“Anaphora” for Symphony Orchestra
For Mahler, symphonies always were a means of interpreting the most convoluted philosophical problems that couldn’t be resolved verbally. The ambitious structure of the five-part Fifth Symphony spans from the Funeral March to the roaring finale. It is a forthright attempt to resolve the tragic conflict with the surrounding world. The brilliant fourth part of the symphony, Adagietto, resembles a beautifully mysterious flower that every conductor reimagines in their own style. As one of the twentieth century’s most influential maestros, Mahler redefined the conductor’s role. For him, the conductor is just as integral to his own musical works as they are to the composer. When a maestro steps onto the podium and opens the score, he recreates musical universes from scratch. Teodor Currentzis and the musicAeterna orchestra have performed Mahler’s symphonies around the world for many years. The Fifth Symphony has earned its place as one of the highlights of the cycle.

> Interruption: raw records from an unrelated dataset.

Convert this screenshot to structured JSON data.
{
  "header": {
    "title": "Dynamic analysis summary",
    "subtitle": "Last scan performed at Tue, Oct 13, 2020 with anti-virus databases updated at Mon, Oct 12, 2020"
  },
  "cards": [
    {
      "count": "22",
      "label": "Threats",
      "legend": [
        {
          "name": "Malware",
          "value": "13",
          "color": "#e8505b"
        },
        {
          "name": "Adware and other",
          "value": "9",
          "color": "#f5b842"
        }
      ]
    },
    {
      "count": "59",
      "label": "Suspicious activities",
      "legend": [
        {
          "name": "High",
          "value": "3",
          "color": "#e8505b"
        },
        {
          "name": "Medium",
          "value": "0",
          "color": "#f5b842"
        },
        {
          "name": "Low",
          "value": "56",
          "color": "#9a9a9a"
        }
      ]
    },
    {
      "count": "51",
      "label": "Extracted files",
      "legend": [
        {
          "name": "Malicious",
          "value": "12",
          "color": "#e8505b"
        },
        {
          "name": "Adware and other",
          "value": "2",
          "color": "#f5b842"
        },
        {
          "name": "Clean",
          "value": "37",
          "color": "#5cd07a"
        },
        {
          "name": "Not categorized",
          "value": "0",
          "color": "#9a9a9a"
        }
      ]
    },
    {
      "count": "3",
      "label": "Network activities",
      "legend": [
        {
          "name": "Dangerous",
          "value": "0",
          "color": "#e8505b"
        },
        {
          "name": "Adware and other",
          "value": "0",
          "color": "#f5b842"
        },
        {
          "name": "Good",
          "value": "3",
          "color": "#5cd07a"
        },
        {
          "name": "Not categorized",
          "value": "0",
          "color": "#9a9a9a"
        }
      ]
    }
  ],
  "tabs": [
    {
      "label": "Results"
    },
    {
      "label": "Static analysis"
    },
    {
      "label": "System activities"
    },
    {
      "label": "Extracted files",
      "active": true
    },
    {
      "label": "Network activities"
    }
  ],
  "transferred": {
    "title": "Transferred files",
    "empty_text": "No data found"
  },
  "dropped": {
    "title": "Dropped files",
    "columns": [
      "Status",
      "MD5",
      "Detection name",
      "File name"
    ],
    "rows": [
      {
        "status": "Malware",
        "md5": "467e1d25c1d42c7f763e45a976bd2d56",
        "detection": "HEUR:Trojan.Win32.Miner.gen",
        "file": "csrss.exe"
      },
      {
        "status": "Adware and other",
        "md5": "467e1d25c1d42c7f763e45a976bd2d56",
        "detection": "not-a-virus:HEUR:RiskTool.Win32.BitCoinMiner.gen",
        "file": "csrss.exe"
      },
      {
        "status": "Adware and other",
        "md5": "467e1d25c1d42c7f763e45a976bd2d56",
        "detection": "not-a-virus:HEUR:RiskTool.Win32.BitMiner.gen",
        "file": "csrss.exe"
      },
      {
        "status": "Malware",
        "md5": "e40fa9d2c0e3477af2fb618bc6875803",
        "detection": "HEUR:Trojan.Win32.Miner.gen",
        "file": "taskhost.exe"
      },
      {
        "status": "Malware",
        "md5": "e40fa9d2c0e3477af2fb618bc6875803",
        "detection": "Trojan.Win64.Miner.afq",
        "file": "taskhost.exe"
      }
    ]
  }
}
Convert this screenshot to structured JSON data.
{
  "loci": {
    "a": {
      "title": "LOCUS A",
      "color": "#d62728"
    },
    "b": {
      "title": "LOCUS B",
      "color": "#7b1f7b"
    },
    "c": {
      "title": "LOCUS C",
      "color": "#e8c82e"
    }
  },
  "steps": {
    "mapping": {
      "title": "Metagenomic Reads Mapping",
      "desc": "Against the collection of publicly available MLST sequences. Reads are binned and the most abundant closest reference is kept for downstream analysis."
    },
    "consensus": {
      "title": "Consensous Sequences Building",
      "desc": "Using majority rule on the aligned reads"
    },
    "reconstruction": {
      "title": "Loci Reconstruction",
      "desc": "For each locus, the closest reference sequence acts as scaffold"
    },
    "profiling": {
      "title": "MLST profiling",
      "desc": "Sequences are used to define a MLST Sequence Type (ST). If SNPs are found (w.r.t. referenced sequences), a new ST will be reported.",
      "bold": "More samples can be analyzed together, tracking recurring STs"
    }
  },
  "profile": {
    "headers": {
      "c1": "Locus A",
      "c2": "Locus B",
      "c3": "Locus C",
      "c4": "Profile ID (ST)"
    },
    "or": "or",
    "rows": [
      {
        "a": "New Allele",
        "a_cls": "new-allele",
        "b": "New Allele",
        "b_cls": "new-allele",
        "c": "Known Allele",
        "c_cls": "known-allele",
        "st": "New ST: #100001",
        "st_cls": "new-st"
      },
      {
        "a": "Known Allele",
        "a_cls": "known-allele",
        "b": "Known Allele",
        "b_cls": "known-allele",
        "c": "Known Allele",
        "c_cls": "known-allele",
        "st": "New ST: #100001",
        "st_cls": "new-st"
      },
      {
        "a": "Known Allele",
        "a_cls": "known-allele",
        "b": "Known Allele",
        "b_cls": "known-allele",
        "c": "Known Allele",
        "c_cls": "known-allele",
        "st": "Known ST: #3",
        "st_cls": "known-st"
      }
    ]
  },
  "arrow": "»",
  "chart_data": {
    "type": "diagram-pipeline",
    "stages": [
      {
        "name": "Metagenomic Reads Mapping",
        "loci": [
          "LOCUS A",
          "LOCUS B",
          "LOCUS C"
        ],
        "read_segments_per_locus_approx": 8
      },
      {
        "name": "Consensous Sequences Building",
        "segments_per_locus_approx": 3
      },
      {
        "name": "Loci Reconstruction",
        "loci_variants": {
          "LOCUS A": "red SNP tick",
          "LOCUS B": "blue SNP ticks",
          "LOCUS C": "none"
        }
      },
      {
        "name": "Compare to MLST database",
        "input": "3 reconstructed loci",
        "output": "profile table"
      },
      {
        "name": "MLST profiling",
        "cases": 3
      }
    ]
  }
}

Along with Mahler’s fifth symphony, the concert programme also includes a specifically commissioned piece by Alexey Retinsky, the first resident of musicAeterna’s composer laboratory in Saint Petersburg. Alexey Retinsky is a graduate of the Zurich University of the Arts and the University of Music and Performing Arts in Graz (under Prof. Beat Furrer). Retinsky’s works are frequently performed in Russian and European concert halls. This is part of musicAeterna’s new project which witnesses the dialogue between modern composers and the great masters of the past.